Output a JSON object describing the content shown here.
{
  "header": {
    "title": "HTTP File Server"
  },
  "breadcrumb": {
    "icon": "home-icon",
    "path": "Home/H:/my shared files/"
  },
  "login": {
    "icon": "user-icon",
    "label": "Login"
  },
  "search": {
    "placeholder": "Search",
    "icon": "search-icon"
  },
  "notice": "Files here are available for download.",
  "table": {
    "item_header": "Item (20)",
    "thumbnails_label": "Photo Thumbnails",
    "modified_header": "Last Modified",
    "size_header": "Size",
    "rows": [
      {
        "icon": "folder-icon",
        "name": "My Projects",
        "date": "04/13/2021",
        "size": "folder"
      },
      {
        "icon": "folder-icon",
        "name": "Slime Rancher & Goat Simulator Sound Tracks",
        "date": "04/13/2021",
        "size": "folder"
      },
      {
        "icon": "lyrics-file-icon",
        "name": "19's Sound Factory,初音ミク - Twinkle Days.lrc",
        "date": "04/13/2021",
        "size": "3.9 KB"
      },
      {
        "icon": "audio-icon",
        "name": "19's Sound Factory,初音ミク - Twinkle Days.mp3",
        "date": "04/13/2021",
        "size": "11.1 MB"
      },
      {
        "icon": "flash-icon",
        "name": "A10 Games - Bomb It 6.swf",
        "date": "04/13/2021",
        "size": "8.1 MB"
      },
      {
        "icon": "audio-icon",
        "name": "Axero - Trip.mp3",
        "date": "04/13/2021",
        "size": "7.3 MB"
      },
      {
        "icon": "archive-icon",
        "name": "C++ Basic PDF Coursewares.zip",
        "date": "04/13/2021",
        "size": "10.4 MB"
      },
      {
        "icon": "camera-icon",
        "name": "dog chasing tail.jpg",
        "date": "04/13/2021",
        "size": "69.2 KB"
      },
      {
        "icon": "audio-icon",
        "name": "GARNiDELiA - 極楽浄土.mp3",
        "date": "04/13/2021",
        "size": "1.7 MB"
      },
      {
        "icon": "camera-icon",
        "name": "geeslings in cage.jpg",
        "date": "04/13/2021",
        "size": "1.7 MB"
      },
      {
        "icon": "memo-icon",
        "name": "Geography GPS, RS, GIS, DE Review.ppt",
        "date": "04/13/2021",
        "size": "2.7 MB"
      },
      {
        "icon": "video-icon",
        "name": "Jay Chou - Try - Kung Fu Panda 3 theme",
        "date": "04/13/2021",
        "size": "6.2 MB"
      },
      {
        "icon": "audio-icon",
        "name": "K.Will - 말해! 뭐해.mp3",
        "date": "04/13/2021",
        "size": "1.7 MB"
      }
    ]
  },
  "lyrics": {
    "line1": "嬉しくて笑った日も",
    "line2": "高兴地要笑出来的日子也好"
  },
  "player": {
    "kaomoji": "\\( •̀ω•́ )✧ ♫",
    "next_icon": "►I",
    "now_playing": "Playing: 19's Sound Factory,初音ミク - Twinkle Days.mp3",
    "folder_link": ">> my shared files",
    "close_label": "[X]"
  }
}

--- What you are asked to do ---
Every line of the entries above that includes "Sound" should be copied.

--- Solution below ---
        "name": "Slime Rancher & Goat Simulator Sound Tracks",
        "name": "19's Sound Factory,初音ミク - Twinkle Days.lrc",
        "name": "19's Sound Factory,初音ミク - Twinkle Days.mp3",
    "now_playing": "Playing: 19's Sound Factory,初音ミク - Twinkle Days.mp3",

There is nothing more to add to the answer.